Pictures, pictures in the book, tell me the greatest story of them all!
We have repeatedly stressed the benefits of reading - the Whizpa team is obsessed with reading! Intuitively, you may think reading is all about words. But what about kids who have no language mastery yet? Worry not - pictures are great for “reading” too! Illustrations are an equally powerful medium for telling moving stories and teaching important life lessons. For that reason, there are many respected book honours that recognize the contribution of illustrated books to children’s literature annually.
In the past, we have mainly based our book recommendations on the prestigious Newbery Medal. In this article, we will introduce another equally prestigious award for picture books - the Caldecott Medal.
Like the Newbery Medal, the Caldecott is also awarded by the Association for Library Service to Children. In contrast to the Newbery Medal which recognizes children’s books that are predominantly word-based, the Caldecott Medal annually recognizes the most outstanding picture books.
Literature books tell stories through words, picture books tell stories through pictures. Illustrations can be powerful expressions of abstract ideas, emotions, and big lessons. They are great for inquisitive children who have not yet acquired language mastery to understand more complex literary expressions.
Here, Whizpa would like to recommend 5 Caldecott Winner and Honor books from 2016-17, with some sample excerpts from each book to showcase how powerful illustrations can be.
“They All Saw a Cat” by Brendan Wenzel

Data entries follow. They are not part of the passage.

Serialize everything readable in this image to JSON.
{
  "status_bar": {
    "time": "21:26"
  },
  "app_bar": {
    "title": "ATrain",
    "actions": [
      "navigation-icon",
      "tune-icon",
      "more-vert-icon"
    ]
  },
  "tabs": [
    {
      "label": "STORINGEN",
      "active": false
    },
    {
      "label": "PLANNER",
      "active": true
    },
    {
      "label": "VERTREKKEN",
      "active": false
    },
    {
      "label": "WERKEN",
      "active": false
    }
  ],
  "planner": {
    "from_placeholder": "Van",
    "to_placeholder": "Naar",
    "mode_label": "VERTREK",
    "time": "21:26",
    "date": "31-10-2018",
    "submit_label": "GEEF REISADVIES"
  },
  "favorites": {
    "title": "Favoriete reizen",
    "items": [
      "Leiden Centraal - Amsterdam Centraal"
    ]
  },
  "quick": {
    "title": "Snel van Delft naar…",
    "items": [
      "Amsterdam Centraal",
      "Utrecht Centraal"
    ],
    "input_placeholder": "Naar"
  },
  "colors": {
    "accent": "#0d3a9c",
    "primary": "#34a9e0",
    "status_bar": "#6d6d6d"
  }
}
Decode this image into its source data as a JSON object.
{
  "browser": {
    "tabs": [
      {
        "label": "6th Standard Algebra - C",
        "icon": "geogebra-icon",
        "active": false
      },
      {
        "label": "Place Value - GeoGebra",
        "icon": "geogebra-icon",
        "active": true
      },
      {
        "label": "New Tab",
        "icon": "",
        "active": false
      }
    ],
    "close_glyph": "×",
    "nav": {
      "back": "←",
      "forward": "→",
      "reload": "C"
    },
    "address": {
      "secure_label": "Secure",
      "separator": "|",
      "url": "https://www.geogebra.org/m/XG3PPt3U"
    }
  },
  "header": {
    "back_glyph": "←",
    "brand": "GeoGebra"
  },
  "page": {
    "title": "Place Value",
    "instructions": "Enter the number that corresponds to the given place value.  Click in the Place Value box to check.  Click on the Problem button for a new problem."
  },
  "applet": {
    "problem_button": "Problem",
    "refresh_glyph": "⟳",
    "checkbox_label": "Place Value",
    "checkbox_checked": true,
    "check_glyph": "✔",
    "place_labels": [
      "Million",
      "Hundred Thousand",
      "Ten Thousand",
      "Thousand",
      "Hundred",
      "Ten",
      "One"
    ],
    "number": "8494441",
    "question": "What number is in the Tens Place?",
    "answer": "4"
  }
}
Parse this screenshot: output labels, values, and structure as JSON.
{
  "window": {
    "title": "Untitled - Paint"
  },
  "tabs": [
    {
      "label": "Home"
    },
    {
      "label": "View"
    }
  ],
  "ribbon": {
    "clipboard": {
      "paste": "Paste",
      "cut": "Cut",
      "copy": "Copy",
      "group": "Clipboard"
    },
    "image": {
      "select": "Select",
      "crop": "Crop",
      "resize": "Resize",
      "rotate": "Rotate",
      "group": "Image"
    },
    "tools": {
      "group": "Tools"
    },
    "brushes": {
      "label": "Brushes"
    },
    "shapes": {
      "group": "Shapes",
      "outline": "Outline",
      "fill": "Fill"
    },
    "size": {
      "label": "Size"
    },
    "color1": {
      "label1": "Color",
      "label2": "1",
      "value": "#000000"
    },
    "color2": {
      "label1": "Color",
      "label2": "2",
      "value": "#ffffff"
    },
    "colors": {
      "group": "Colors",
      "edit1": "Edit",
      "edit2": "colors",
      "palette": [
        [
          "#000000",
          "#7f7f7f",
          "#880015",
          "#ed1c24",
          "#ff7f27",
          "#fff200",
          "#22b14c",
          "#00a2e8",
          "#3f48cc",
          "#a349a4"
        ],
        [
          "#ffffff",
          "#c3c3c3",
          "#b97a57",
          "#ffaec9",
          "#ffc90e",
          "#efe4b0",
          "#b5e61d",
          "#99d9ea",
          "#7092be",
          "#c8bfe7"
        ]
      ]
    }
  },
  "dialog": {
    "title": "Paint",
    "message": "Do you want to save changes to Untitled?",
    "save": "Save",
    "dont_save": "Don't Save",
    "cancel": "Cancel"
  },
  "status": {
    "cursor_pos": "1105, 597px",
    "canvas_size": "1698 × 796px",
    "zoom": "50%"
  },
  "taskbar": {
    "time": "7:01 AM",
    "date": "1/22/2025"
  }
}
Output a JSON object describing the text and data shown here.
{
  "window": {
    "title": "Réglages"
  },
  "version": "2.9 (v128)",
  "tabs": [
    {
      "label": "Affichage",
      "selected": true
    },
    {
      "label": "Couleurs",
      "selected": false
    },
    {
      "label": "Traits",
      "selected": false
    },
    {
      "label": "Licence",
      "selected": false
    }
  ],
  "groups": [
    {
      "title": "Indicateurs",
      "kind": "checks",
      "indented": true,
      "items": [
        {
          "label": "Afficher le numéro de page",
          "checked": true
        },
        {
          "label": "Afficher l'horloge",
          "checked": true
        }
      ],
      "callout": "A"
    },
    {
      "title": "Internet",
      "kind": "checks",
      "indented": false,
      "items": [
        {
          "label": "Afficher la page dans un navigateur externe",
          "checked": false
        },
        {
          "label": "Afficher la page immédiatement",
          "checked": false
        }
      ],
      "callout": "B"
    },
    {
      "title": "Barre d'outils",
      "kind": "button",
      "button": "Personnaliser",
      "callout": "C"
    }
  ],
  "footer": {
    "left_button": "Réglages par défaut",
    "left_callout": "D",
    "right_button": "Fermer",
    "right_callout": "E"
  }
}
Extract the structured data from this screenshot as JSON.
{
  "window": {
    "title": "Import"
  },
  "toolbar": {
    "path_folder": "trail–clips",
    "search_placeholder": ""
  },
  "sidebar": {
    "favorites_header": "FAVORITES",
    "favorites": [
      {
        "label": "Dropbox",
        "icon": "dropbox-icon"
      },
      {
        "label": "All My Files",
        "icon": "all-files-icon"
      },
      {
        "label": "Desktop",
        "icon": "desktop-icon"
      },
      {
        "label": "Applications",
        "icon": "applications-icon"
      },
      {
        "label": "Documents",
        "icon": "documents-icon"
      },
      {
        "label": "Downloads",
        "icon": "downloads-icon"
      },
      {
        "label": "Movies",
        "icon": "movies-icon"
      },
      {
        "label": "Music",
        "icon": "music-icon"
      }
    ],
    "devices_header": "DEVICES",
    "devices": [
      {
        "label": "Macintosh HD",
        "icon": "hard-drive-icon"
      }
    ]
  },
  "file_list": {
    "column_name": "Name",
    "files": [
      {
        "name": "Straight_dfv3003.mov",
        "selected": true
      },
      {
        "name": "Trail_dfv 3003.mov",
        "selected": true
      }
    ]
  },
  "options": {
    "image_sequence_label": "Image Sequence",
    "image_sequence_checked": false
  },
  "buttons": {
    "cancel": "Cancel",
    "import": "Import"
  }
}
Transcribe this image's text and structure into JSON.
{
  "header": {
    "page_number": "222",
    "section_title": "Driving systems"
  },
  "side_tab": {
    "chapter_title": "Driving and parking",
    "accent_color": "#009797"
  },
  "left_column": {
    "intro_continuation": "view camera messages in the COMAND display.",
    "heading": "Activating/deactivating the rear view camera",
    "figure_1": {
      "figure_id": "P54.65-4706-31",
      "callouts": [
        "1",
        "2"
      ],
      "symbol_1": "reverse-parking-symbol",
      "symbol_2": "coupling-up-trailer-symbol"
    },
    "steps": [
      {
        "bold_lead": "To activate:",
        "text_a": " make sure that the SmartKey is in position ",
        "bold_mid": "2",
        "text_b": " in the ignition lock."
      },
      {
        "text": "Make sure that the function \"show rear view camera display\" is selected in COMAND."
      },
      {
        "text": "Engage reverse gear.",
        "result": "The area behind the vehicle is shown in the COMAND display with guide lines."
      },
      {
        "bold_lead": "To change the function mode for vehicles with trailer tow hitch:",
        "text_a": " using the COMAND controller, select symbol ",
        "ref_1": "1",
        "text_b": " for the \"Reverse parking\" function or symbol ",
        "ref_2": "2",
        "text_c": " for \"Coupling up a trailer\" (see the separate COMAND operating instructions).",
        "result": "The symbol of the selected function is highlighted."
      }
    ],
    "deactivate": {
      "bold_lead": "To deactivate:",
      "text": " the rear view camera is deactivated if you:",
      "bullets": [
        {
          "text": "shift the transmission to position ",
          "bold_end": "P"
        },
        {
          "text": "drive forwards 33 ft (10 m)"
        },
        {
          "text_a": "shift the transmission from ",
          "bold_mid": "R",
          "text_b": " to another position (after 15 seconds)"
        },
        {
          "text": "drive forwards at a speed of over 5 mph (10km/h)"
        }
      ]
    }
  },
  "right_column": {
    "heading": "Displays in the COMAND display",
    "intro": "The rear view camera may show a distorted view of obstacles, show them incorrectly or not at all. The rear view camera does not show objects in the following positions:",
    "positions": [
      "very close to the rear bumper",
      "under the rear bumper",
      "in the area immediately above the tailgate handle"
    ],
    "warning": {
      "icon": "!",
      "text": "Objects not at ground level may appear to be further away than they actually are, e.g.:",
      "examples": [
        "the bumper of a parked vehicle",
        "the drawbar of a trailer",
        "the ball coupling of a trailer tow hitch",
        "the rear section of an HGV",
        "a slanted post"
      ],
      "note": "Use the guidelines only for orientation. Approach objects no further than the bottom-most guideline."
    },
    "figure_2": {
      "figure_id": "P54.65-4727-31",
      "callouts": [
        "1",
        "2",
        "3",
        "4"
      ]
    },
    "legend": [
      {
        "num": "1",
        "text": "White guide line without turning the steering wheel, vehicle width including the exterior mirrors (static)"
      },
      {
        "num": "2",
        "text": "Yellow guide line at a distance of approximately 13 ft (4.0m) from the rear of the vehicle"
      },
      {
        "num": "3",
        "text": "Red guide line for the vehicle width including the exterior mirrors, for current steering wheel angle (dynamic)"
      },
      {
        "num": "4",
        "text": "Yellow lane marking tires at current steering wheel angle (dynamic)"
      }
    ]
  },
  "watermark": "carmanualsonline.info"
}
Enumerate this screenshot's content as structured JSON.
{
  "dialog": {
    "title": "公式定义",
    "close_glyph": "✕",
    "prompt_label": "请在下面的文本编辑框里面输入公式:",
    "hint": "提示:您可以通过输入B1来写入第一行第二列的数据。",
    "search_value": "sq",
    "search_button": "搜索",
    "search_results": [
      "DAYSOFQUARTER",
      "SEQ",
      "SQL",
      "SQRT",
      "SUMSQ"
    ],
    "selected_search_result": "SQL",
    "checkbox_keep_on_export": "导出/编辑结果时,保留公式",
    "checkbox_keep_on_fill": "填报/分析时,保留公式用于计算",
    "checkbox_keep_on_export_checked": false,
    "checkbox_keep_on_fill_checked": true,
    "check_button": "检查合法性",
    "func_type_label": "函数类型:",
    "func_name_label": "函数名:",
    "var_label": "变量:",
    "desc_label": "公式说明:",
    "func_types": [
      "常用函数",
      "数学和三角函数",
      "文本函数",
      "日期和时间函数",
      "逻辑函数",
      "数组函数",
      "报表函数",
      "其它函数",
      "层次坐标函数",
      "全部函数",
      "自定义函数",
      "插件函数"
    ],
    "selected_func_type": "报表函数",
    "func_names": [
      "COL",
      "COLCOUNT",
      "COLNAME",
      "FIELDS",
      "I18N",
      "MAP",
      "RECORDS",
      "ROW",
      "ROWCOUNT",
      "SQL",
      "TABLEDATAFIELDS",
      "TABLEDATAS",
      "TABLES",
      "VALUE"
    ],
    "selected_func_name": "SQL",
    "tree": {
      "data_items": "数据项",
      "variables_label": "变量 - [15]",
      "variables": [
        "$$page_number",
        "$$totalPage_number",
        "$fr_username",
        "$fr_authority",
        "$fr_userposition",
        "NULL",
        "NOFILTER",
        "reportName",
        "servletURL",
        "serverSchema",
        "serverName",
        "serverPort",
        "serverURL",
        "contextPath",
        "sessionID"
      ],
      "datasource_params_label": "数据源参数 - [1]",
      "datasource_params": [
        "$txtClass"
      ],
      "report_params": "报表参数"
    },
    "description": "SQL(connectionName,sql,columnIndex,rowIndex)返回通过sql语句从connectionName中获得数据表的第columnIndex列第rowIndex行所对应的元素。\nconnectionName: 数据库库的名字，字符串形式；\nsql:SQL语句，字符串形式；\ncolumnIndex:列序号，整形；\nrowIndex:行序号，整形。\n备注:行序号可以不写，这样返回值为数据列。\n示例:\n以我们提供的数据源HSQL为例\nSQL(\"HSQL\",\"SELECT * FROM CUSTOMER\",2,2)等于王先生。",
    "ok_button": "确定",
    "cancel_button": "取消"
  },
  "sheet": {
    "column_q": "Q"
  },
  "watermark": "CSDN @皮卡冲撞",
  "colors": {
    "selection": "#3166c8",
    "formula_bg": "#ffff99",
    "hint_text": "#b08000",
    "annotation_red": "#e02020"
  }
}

The book is very self-explanatory - this picture book is about a cat being seen. Sounds a bit mundane? The clever twist of this picture book is the usage of illustrations to depict how the same cat is seen from different perspectives. Different animals have different visual systems. How does the cat look like from a bee’s perspective? What about from the perspectives of goldfish who live in a fish tank? In developmental psychology, one of the developmental milestones of children is the development of the “Theory of Mind” - understanding that others have perspectives and beliefs that are different from one’s own. “They All Saw a Cat” teaches children this important lesson through lively illustrations depicting each species’ unique point of view.
“Finding Winnie: The True Story of the World's Most Famous Bear” by Lindsay Mattick & Sophie Blackall
Whatever generation you and your children are from, Winnie the Pooh is a familiar character to all. Pooh’s signature jolly smile and friendship with Christopher Robin has melted the hearts of millions. However, did you know that Winnie the Pooh is based on a true story? Winnie was a female bear cub rescued by Captain Harry Colebourn during World War I. The book depicts her long journey from Canada to London, and how she met her best friend Christopher Robin. This picture book about the world’s most famous bear is accompanied by actual photos of the original Winnie that further adds a genuine touch to the supposedly fictional character. Finding Winnie will enlighten anyone’s day with the heartwarming friendship.
“Trombone Shorty” by Troy Andrews & Bryan Collier
Remember our feature on brass instruments? This book is an autobiographical picture book by an accomplished trombone artist, Tony Andrews. In it, the author depicts his musical journey. Now a distinguished Grammy-nominated artist, the book is a vivid reminder of the importance of relentlessly staying true to one’s passion in order to succeed.
“Waiting” by Kevin Henkes
Adults wait on a daily basis. We wait for our train to arrive, wait for our food until it is served. But how do we explain such an essential part of our lives to children? “Waiting” by Kevin Henkes is full of mellow pastel illustrations that depict different animal toys - the protagonists of the book - waiting for different things. The owl waits for the moon, while the puppy on the sled waits for the snow, and the rabbit waits for nothing in particular. The mellow contentment from the simple things the animal toys await and even the process of waiting per se is therapeutic.
“Leave Me Alone!” By Vera Brosgol
The love of grandparents for their grandchildren is universal. In this lovely book with a title that seemingly conveys frustration, Grandma seeks a little solitude from the noise and crowding from her grandchildren (whom she dearly loves) in order to finish knitting a scarf for them. In the quest for tranquility, not even hoards of grizzly bears or even aliens can stop Grandma from knitting! The book sings to anyone who from time to time seeks time on their own. Having time to be alone is indeed a ritual all kids need to learn growing up amidst hustle and bustle.
These recommended books are available at the book retailers listed below. Grab some books for your children today and be sure to leave a review for the bookshop on Whizpa!
"They All Saw a Cat"
"Leave Me Alone"